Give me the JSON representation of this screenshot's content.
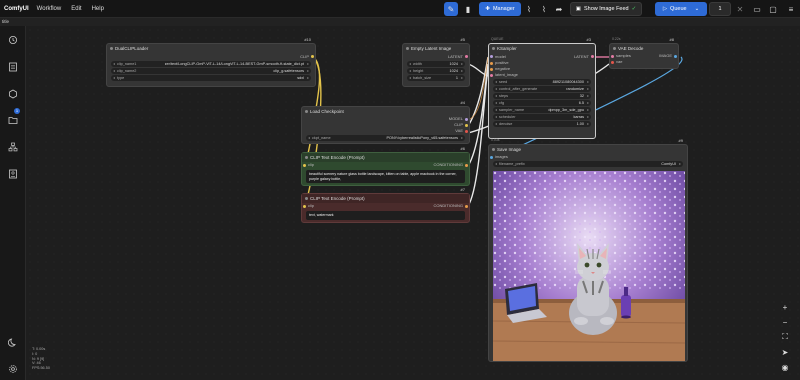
{
  "app": {
    "name": "ComfyUI"
  },
  "menu": [
    "Workflow",
    "Edit",
    "Help"
  ],
  "tab": {
    "label": "title"
  },
  "toolbar": {
    "manager_label": "Manager",
    "image_feed_label": "Show Image Feed",
    "queue_label": "Queue",
    "queue_count": "1"
  },
  "sidebar": {
    "badge_count": "1"
  },
  "nodes": {
    "dualclip": {
      "id": "#10",
      "title": "DualCLIPLoader",
      "output_clip": "CLIP",
      "clip_name1_label": "clip_name1",
      "clip_name1_value": "zer/text/LongCLIP-GmP-ViT-L-14/LongViT-L-14-BEST-GmP-smooth-ft-state_dict.pt",
      "clip_name2_label": "clip_name2",
      "clip_name2_value": "clip_g.safetensors",
      "type_label": "type",
      "type_value": "sdxl"
    },
    "empty_latent": {
      "id": "#5",
      "title": "Empty Latent Image",
      "output": "LATENT",
      "width_label": "width",
      "width_value": "1024",
      "height_label": "height",
      "height_value": "1024",
      "batch_label": "batch_size",
      "batch_value": "1"
    },
    "ksampler": {
      "id": "#3",
      "group": "QUEUE",
      "title": "KSampler",
      "output": "LATENT",
      "inputs": [
        "model",
        "positive",
        "negative",
        "latent_image"
      ],
      "widgets": [
        {
          "label": "seed",
          "value": "889211080044300"
        },
        {
          "label": "control_after_generate",
          "value": "randomize"
        },
        {
          "label": "steps",
          "value": "32"
        },
        {
          "label": "cfg",
          "value": "6.5"
        },
        {
          "label": "sampler_name",
          "value": "dpmpp_3m_sde_gpu"
        },
        {
          "label": "scheduler",
          "value": "karras"
        },
        {
          "label": "denoise",
          "value": "1.00"
        }
      ]
    },
    "vaedecode": {
      "id": "#8",
      "group": "0.22s",
      "title": "VAE Decode",
      "in1": "samples",
      "in2": "vae",
      "output": "IMAGE"
    },
    "checkpoint": {
      "id": "#4",
      "title": "Load Checkpoint",
      "out_model": "MODEL",
      "out_clip": "CLIP",
      "out_vae": "VAE",
      "ckpt_label": "ckpt_name",
      "ckpt_value": "PONY/cyberrealisticPony_v65.safetensors"
    },
    "clip_pos": {
      "id": "#6",
      "title": "CLIP Text Encode (Prompt)",
      "input": "clip",
      "output": "CONDITIONING",
      "text": "beautiful scenery nature glass bottle landscape, kitten on table, apple macbook in the corner, purple galaxy bottle,"
    },
    "clip_neg": {
      "id": "#7",
      "title": "CLIP Text Encode (Prompt)",
      "input": "clip",
      "output": "CONDITIONING",
      "text": "text, watermark"
    },
    "save": {
      "id": "#9",
      "group": "0.03s",
      "title": "Save Image",
      "input": "images",
      "prefix_label": "filename_prefix",
      "prefix_value": "ComfyUI"
    }
  },
  "stats": {
    "line1": "T: 0.00s",
    "line2": "I: 0",
    "line3": "N: 9 [9]",
    "line4": "V: 46",
    "line5": "FPS:56.50"
  },
  "colors": {
    "accent": "#2e6bd6",
    "link_yellow": "#e3c34b",
    "link_white": "#e8e8e8",
    "link_blue": "#5aa7e0",
    "link_orange": "#e89c4a",
    "link_pink": "#e27aa3",
    "node_green": "#2f4a2f",
    "node_red": "#4a2b2b"
  }
}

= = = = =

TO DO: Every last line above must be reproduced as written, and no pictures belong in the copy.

OUTPUT:
Give me the JSON representation of this screenshot's content.
{
  "app": {
    "name": "ComfyUI"
  },
  "menu": [
    "Workflow",
    "Edit",
    "Help"
  ],
  "tab": {
    "label": "title"
  },
  "toolbar": {
    "manager_label": "Manager",
    "image_feed_label": "Show Image Feed",
    "queue_label": "Queue",
    "queue_count": "1"
  },
  "sidebar": {
    "badge_count": "1"
  },
  "nodes": {
    "dualclip": {
      "id": "#10",
      "title": "DualCLIPLoader",
      "output_clip": "CLIP",
      "clip_name1_label": "clip_name1",
      "clip_name1_value": "zer/text/LongCLIP-GmP-ViT-L-14/LongViT-L-14-BEST-GmP-smooth-ft-state_dict.pt",
      "clip_name2_label": "clip_name2",
      "clip_name2_value": "clip_g.safetensors",
      "type_label": "type",
      "type_value": "sdxl"
    },
    "empty_latent": {
      "id": "#5",
      "title": "Empty Latent Image",
      "output": "LATENT",
      "width_label": "width",
      "width_value": "1024",
      "height_label": "height",
      "height_value": "1024",
      "batch_label": "batch_size",
      "batch_value": "1"
    },
    "ksampler": {
      "id": "#3",
      "group": "QUEUE",
      "title": "KSampler",
      "output": "LATENT",
      "inputs": [
        "model",
        "positive",
        "negative",
        "latent_image"
      ],
      "widgets": [
        {
          "label": "seed",
          "value": "889211080044300"
        },
        {
          "label": "control_after_generate",
          "value": "randomize"
        },
        {
          "label": "steps",
          "value": "32"
        },
        {
          "label": "cfg",
          "value": "6.5"
        },
        {
          "label": "sampler_name",
          "value": "dpmpp_3m_sde_gpu"
        },
        {
          "label": "scheduler",
          "value": "karras"
        },
        {
          "label": "denoise",
          "value": "1.00"
        }
      ]
    },
    "vaedecode": {
      "id": "#8",
      "group": "0.22s",
      "title": "VAE Decode",
      "in1": "samples",
      "in2": "vae",
      "output": "IMAGE"
    },
    "checkpoint": {
      "id": "#4",
      "title": "Load Checkpoint",
      "out_model": "MODEL",
      "out_clip": "CLIP",
      "out_vae": "VAE",
      "ckpt_label": "ckpt_name",
      "ckpt_value": "PONY/cyberrealisticPony_v65.safetensors"
    },
    "clip_pos": {
      "id": "#6",
      "title": "CLIP Text Encode (Prompt)",
      "input": "clip",
      "output": "CONDITIONING",
      "text": "beautiful scenery nature glass bottle landscape, kitten on table, apple macbook in the corner, purple galaxy bottle,"
    },
    "clip_neg": {
      "id": "#7",
      "title": "CLIP Text Encode (Prompt)",
      "input": "clip",
      "output": "CONDITIONING",
      "text": "text, watermark"
    },
    "save": {
      "id": "#9",
      "group": "0.03s",
      "title": "Save Image",
      "input": "images",
      "prefix_label": "filename_prefix",
      "prefix_value": "ComfyUI"
    }
  },
  "stats": {
    "line1": "T: 0.00s",
    "line2": "I: 0",
    "line3": "N: 9 [9]",
    "line4": "V: 46",
    "line5": "FPS:56.50"
  },
  "colors": {
    "accent": "#2e6bd6",
    "link_yellow": "#e3c34b",
    "link_white": "#e8e8e8",
    "link_blue": "#5aa7e0",
    "link_orange": "#e89c4a",
    "link_pink": "#e27aa3",
    "node_green": "#2f4a2f",
    "node_red": "#4a2b2b"
  }
}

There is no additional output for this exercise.